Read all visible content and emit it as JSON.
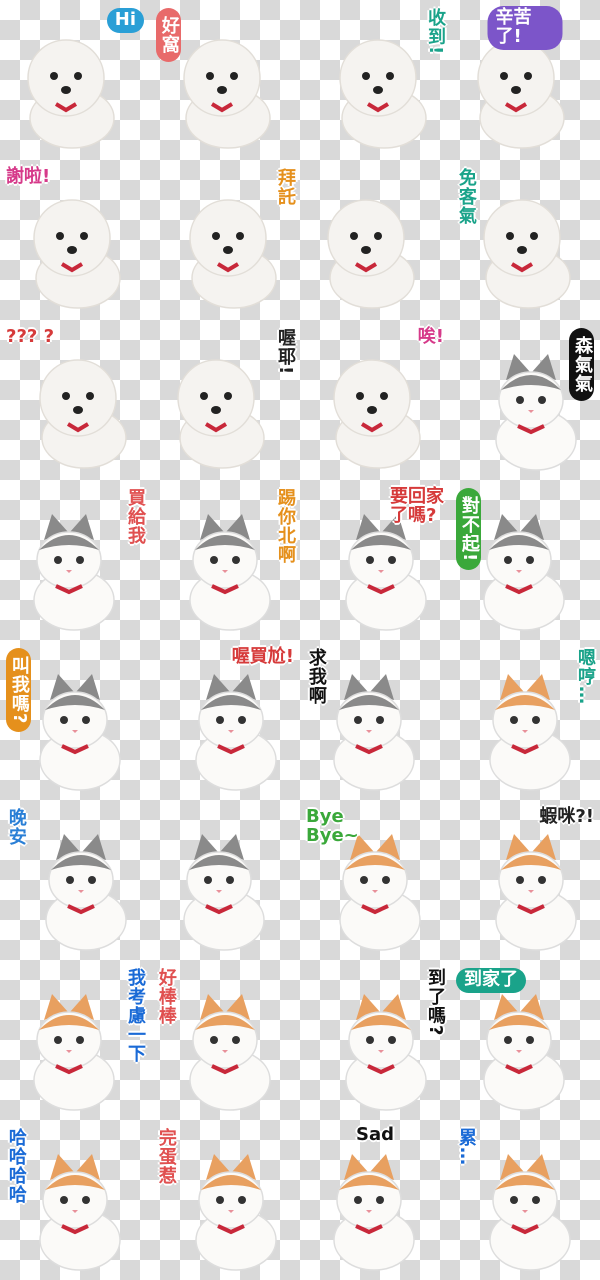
{
  "colors": {
    "dog_body": "#f5f3f0",
    "cat_grey": "#8a8a8a",
    "cat_orange": "#e8a060",
    "collar_red": "#c8283a",
    "checker_grey": "#d9d9d9"
  },
  "stickers": [
    {
      "animal": "dog",
      "caption": "Hi",
      "color": "#2a9fd6",
      "bubble": true,
      "vertical": false,
      "pos": "tr"
    },
    {
      "animal": "dog",
      "caption": "好窩",
      "color": "#e86a6a",
      "bubble": true,
      "vertical": true,
      "pos": "tl"
    },
    {
      "animal": "dog",
      "caption": "收到!",
      "color": "#1aa38a",
      "bubble": false,
      "vertical": true,
      "pos": "tr"
    },
    {
      "animal": "dog",
      "caption": "辛苦了!",
      "color": "#7c55c9",
      "bubble": true,
      "vertical": false,
      "pos": "tc"
    },
    {
      "animal": "dog",
      "caption": "謝啦!",
      "color": "#d63a8a",
      "bubble": false,
      "vertical": false,
      "pos": "tl"
    },
    {
      "animal": "dog",
      "caption": "拜託",
      "color": "#e5901c",
      "bubble": false,
      "vertical": true,
      "pos": "tr"
    },
    {
      "animal": "dog",
      "caption": "",
      "color": "#e8607a",
      "bubble": false,
      "vertical": false,
      "pos": "tr"
    },
    {
      "animal": "dog",
      "caption": "免客氣",
      "color": "#1aa38a",
      "bubble": false,
      "vertical": true,
      "pos": "tl"
    },
    {
      "animal": "dog",
      "caption": "??? ?",
      "color": "#d63a3a",
      "bubble": false,
      "vertical": false,
      "pos": "tl"
    },
    {
      "animal": "dog",
      "caption": "喔耶!",
      "color": "#222222",
      "bubble": false,
      "vertical": true,
      "pos": "tr"
    },
    {
      "animal": "dog",
      "caption": "唉!",
      "color": "#d63a8a",
      "bubble": false,
      "vertical": false,
      "pos": "tr"
    },
    {
      "animal": "cat-grey",
      "caption": "森氣氣",
      "color": "#111111",
      "bubble": true,
      "vertical": true,
      "pos": "tr"
    },
    {
      "animal": "cat-grey",
      "caption": "買給我",
      "color": "#e05050",
      "bubble": false,
      "vertical": true,
      "pos": "tr"
    },
    {
      "animal": "cat-grey",
      "caption": "踢你北啊",
      "color": "#e5901c",
      "bubble": false,
      "vertical": true,
      "pos": "tr"
    },
    {
      "animal": "cat-grey",
      "caption": "要回家\n了嗎?",
      "color": "#d63a3a",
      "bubble": false,
      "vertical": false,
      "pos": "tr"
    },
    {
      "animal": "cat-grey",
      "caption": "對不起!",
      "color": "#3aa83a",
      "bubble": true,
      "vertical": true,
      "pos": "tl"
    },
    {
      "animal": "cat-grey",
      "caption": "叫我嗎?",
      "color": "#e5901c",
      "bubble": true,
      "vertical": true,
      "pos": "tl"
    },
    {
      "animal": "cat-grey",
      "caption": "喔買尬!",
      "color": "#d63a3a",
      "bubble": false,
      "vertical": false,
      "pos": "tr"
    },
    {
      "animal": "cat-grey",
      "caption": "求我啊",
      "color": "#111111",
      "bubble": false,
      "vertical": true,
      "pos": "tl"
    },
    {
      "animal": "cat-orange",
      "caption": "嗯哼…",
      "color": "#1aa38a",
      "bubble": false,
      "vertical": true,
      "pos": "tr"
    },
    {
      "animal": "cat-grey",
      "caption": "晚安",
      "color": "#2a7fd6",
      "bubble": false,
      "vertical": true,
      "pos": "tl"
    },
    {
      "animal": "cat-grey",
      "caption": "",
      "color": "#e8607a",
      "bubble": false,
      "vertical": false,
      "pos": "tl"
    },
    {
      "animal": "cat-orange",
      "caption": "Bye\nBye~",
      "color": "#3aa83a",
      "bubble": false,
      "vertical": false,
      "pos": "tl"
    },
    {
      "animal": "cat-orange",
      "caption": "蝦咪?!",
      "color": "#222222",
      "bubble": false,
      "vertical": false,
      "pos": "tr"
    },
    {
      "animal": "cat-orange",
      "caption": "我考慮一下",
      "color": "#1a6ad6",
      "bubble": false,
      "vertical": true,
      "pos": "tr"
    },
    {
      "animal": "cat-orange",
      "caption": "好棒棒",
      "color": "#e05050",
      "bubble": false,
      "vertical": true,
      "pos": "tl"
    },
    {
      "animal": "cat-orange",
      "caption": "到了嗎?",
      "color": "#111111",
      "bubble": false,
      "vertical": true,
      "pos": "tr"
    },
    {
      "animal": "cat-orange",
      "caption": "到家了",
      "color": "#1aa38a",
      "bubble": true,
      "vertical": false,
      "pos": "tl"
    },
    {
      "animal": "cat-orange",
      "caption": "哈哈哈哈",
      "color": "#1a6ad6",
      "bubble": false,
      "vertical": true,
      "pos": "tl"
    },
    {
      "animal": "cat-orange",
      "caption": "完蛋惹",
      "color": "#e05050",
      "bubble": false,
      "vertical": true,
      "pos": "tl"
    },
    {
      "animal": "cat-orange",
      "caption": "Sad",
      "color": "#111111",
      "bubble": false,
      "vertical": false,
      "pos": "tc"
    },
    {
      "animal": "cat-orange",
      "caption": "累…",
      "color": "#1a6ad6",
      "bubble": false,
      "vertical": true,
      "pos": "tl"
    }
  ]
}
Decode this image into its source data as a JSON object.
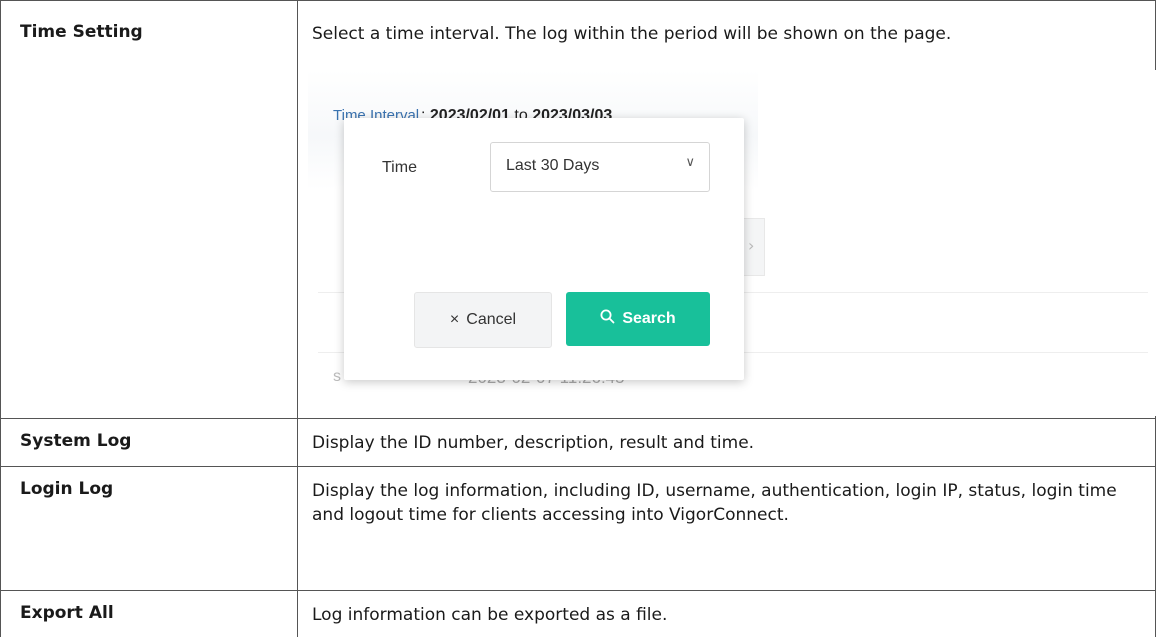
{
  "rows": [
    {
      "label": "Time Setting",
      "desc": "Select a time interval. The log within the period will be shown on the page."
    },
    {
      "label": "System Log",
      "desc": "Display the ID number, description, result and time."
    },
    {
      "label": "Login Log",
      "desc": "Display the log information, including ID, username, authentication, login IP, status, login time and logout time for clients accessing into VigorConnect."
    },
    {
      "label": "Export All",
      "desc": "Log information can be exported as a file."
    }
  ],
  "screenshot": {
    "time_interval_label": "Time Interval",
    "time_interval_sep": ": ",
    "start_date": "2023/02/01",
    "to": " to ",
    "end_date": "2023/03/03",
    "dialog": {
      "time_label": "Time",
      "select_value": "Last 30 Days",
      "cancel_label": "Cancel",
      "search_label": "Search"
    },
    "background_row": {
      "status_fragment": "s",
      "timestamp": "2023-02-07 11:26:45"
    }
  }
}
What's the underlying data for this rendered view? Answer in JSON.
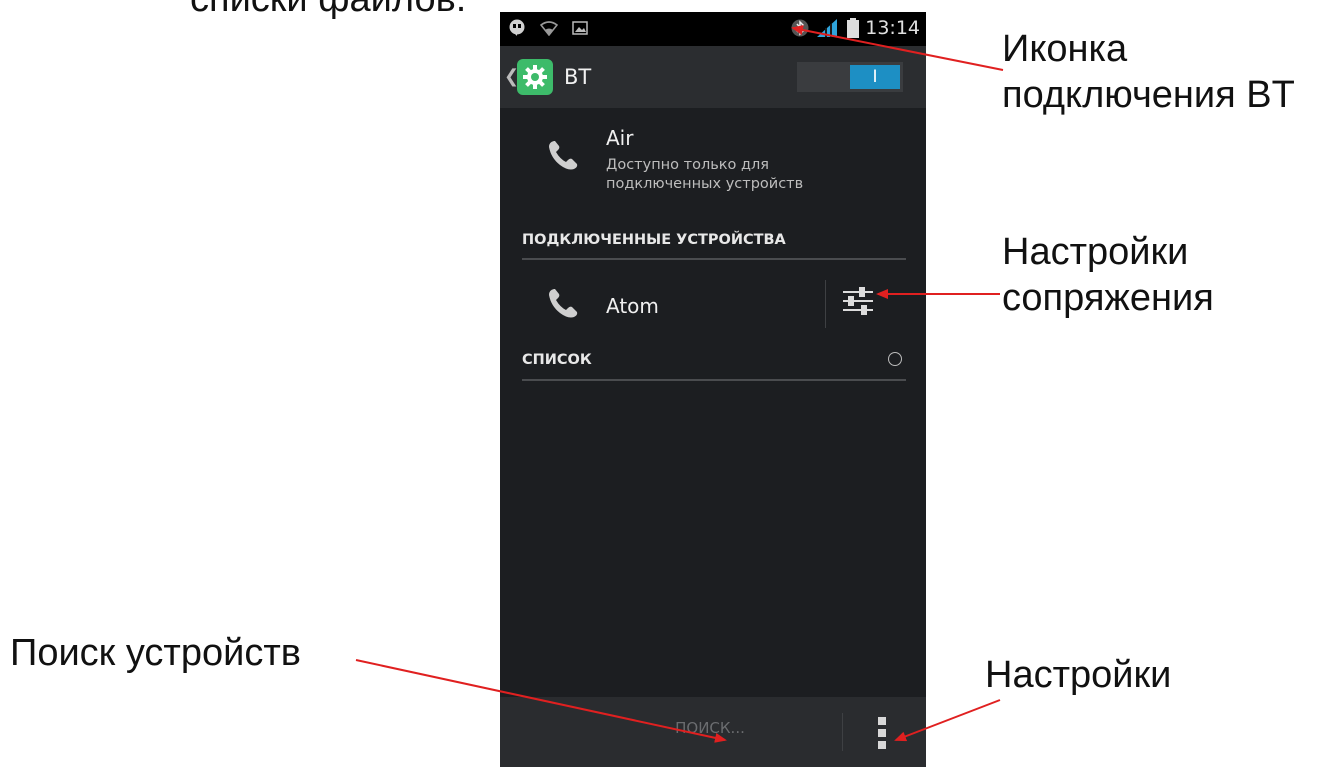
{
  "annotations": {
    "top_cut": "списки файлов.",
    "bt_icon_line1": "Иконка",
    "bt_icon_line2": "подключения BT",
    "pairing_line1": "Настройки",
    "pairing_line2": "сопряжения",
    "search": "Поиск устройств",
    "settings": "Настройки"
  },
  "status_bar": {
    "time": "13:14"
  },
  "action_bar": {
    "title": "BT",
    "toggle_label": "I"
  },
  "device_air": {
    "name": "Air",
    "status_line1": "Доступно только для",
    "status_line2": "подключенных устройств"
  },
  "section_connected": {
    "label": "ПОДКЛЮЧЕННЫЕ УСТРОЙСТВА"
  },
  "device_atom": {
    "name": "Atom"
  },
  "section_list": {
    "label": "СПИСОК"
  },
  "bottom_bar": {
    "search_label": "ПОИСК..."
  },
  "colors": {
    "toggle_on": "#1d8fc4",
    "app_icon": "#3dbb6a",
    "arrow": "#e02020",
    "background": "#1c1e21"
  },
  "icons": [
    "hangouts-icon",
    "wifi-icon",
    "image-notification-icon",
    "bluetooth-icon",
    "signal-icon",
    "battery-icon",
    "settings-gear-icon",
    "phone-icon",
    "pairing-settings-icon",
    "spinner-icon",
    "overflow-menu-icon"
  ]
}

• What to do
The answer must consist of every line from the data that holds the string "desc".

• Solution
      "desc": "Select a time interval. The log within the period will be shown on the page."
      "desc": "Display the ID number, description, result and time."
      "desc": "Display the log information, including ID, username, authentication, login IP, status, login time and logout time for clients accessing into VigorConnect."
      "desc": "Log information can be exported as a file."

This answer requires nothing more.